What this reveals is that the government could have done more in a prompt manner; and it still has a lot to do to even be close to offering anything deemed as satisfactory.
Uma's frank assessment of the government's management of the crisis is the same thing on the minds of many Nigerians.
He said, "Let it be on record that the government is doing next to nothing for these people. Only individuals and civil society organisations have taken the burden upon themselves to cater for these guys."
His assessment echoes that of Sueddie who also shared the unsettling feeling that the worst might not be over just yet.
He said, "The government needs to do more, noting that there are a lot of people who aren't in the camp but need assistance; and that we have to brace up for the possibility of a bigger flood situation, depending on how things play out in the next two weeks.
"I fear that there might be darker days ahead. There are threats of the Lagdo Dam being released once more. We are witnesses to 2012. If it happens again, the situation will be far worse."
His mention of 2012 is a reference to the national flood crisis that caused the death of at least 30 people in Benue after the release of water from the Lagdo Dam in neighbouring Cameroon swelled the Benue River.
Between July and November that year, 363 people died while a further 2.1 million people were displaced by flood incidents across 30 states in the country.
The fact that this tragedy happened only five years ago makes it more disheartening to see the response to this one currently causing havoc in Benue.
What the response translates to is that no lesson has been learnt, at least not well enough to put plans in place to do better.
An honest observer would find no trouble admitting that these calamitous developments are not surprising in a country with absolutely weak institutions and leaders that are not accountable or empathetic enough, but this does not make it any less saddening.

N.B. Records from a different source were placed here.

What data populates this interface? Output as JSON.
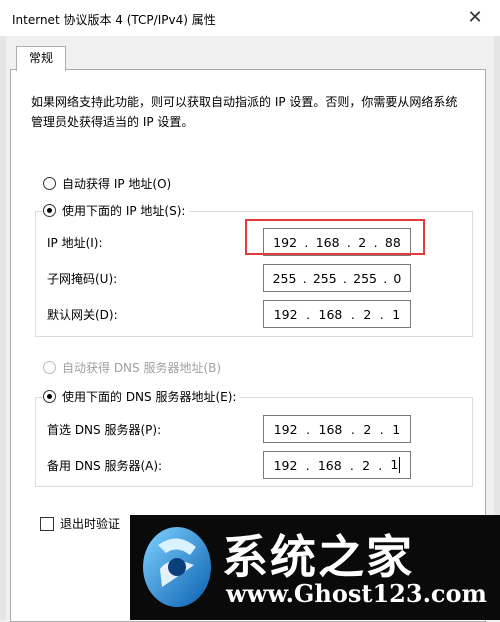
{
  "window": {
    "title": "Internet 协议版本 4 (TCP/IPv4) 属性",
    "close_symbol": "✕"
  },
  "tabs": [
    {
      "label": "常规"
    }
  ],
  "description": "如果网络支持此功能，则可以获取自动指派的 IP 设置。否则，你需要从网络系统管理员处获得适当的 IP 设置。",
  "ip_section": {
    "auto_label": "自动获得 IP 地址(O)",
    "manual_label": "使用下面的 IP 地址(S):",
    "fields": [
      {
        "label": "IP 地址(I):",
        "octets": [
          "192",
          "168",
          "2",
          "88"
        ]
      },
      {
        "label": "子网掩码(U):",
        "octets": [
          "255",
          "255",
          "255",
          "0"
        ]
      },
      {
        "label": "默认网关(D):",
        "octets": [
          "192",
          "168",
          "2",
          "1"
        ]
      }
    ]
  },
  "dns_section": {
    "auto_label": "自动获得 DNS 服务器地址(B)",
    "manual_label": "使用下面的 DNS 服务器地址(E):",
    "fields": [
      {
        "label": "首选 DNS 服务器(P):",
        "octets": [
          "192",
          "168",
          "2",
          "1"
        ]
      },
      {
        "label": "备用 DNS 服务器(A):",
        "octets": [
          "192",
          "168",
          "2",
          "1"
        ]
      }
    ]
  },
  "validate_label": "退出时验证",
  "watermark": {
    "title": "系统之家",
    "url": "www.Ghost123.com"
  },
  "colors": {
    "highlight": "#e33a3a",
    "panel_bg": "#ffffff",
    "window_bg": "#f0f0f0"
  }
}
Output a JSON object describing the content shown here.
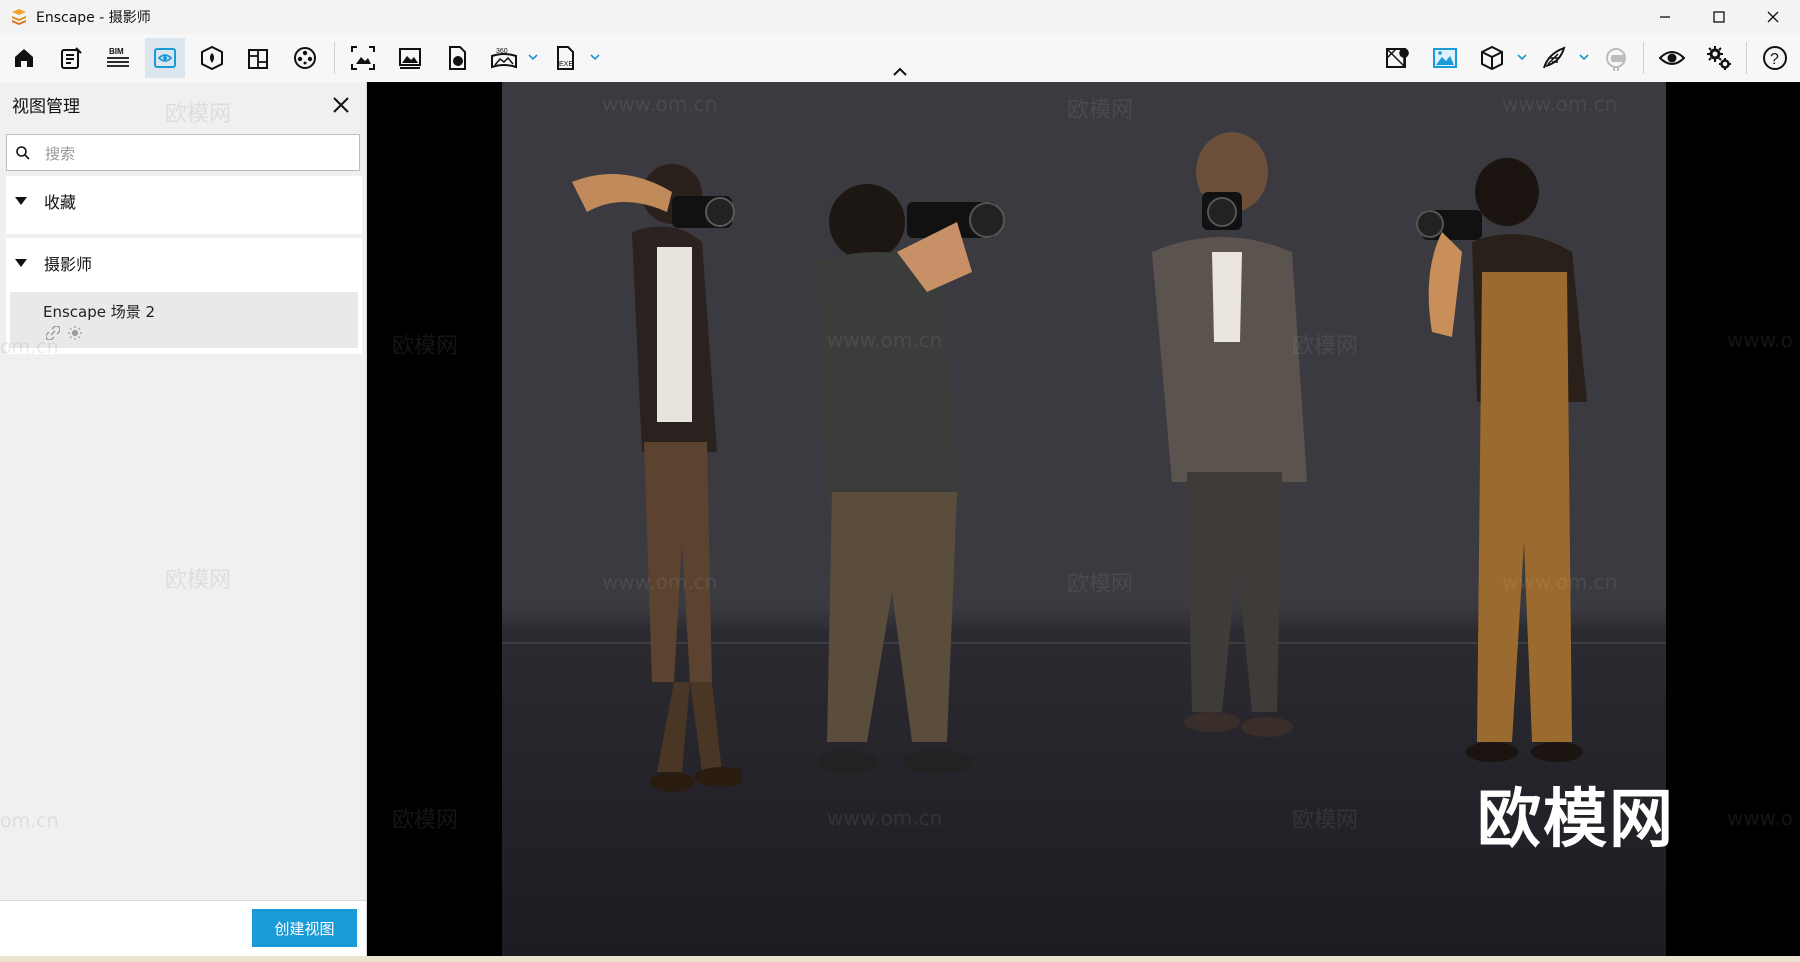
{
  "window": {
    "title": "Enscape - 摄影师",
    "controls": [
      "minimize-icon",
      "maximize-icon",
      "close-icon"
    ]
  },
  "toolbar": {
    "left_tools": [
      {
        "name": "home-icon"
      },
      {
        "name": "notes-icon"
      },
      {
        "name": "bim-icon",
        "label": "BIM"
      },
      {
        "name": "view-management-icon",
        "active": true
      },
      {
        "name": "asset-library-icon"
      },
      {
        "name": "material-editor-icon"
      },
      {
        "name": "video-editor-icon"
      },
      {
        "name": "screenshot-icon"
      },
      {
        "name": "batch-render-icon"
      },
      {
        "name": "web-standalone-icon"
      },
      {
        "name": "panorama-360-icon",
        "label": "360",
        "dropdown": true
      },
      {
        "name": "exe-export-icon",
        "label": "EXE",
        "dropdown": true
      }
    ],
    "right_tools": [
      {
        "name": "map-location-icon"
      },
      {
        "name": "image-capture-icon",
        "accent": true
      },
      {
        "name": "cube-view-icon",
        "dropdown": true
      },
      {
        "name": "feather-icon",
        "dropdown": true
      },
      {
        "name": "vr-headset-icon"
      },
      {
        "name": "eye-icon"
      },
      {
        "name": "settings-gears-icon"
      },
      {
        "name": "help-icon",
        "label": "?"
      }
    ]
  },
  "sidebar": {
    "title": "视图管理",
    "search": {
      "placeholder": "搜索",
      "value": ""
    },
    "groups": [
      {
        "label": "收藏",
        "expanded": true,
        "items": []
      },
      {
        "label": "摄影师",
        "expanded": true,
        "items": [
          {
            "name": "Enscape 场景 2"
          }
        ]
      }
    ],
    "create_button": "创建视图"
  },
  "viewport": {
    "watermarks": {
      "url": "www.om.cn",
      "brand": "欧模网",
      "partial": "om.cn",
      "partial_url": "www.o"
    },
    "brand_logo": "欧模网"
  },
  "colors": {
    "accent": "#1a9ad6",
    "active_tool_bg": "#dbe6ef",
    "viewport_bg": "#000000"
  }
}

Nigerians have a fond habit of pointing to how the nation is so blessed to encounter little to no natural disasters like other countries, but it's hard to argue that the country itself isn't already its own biggest natural disaster.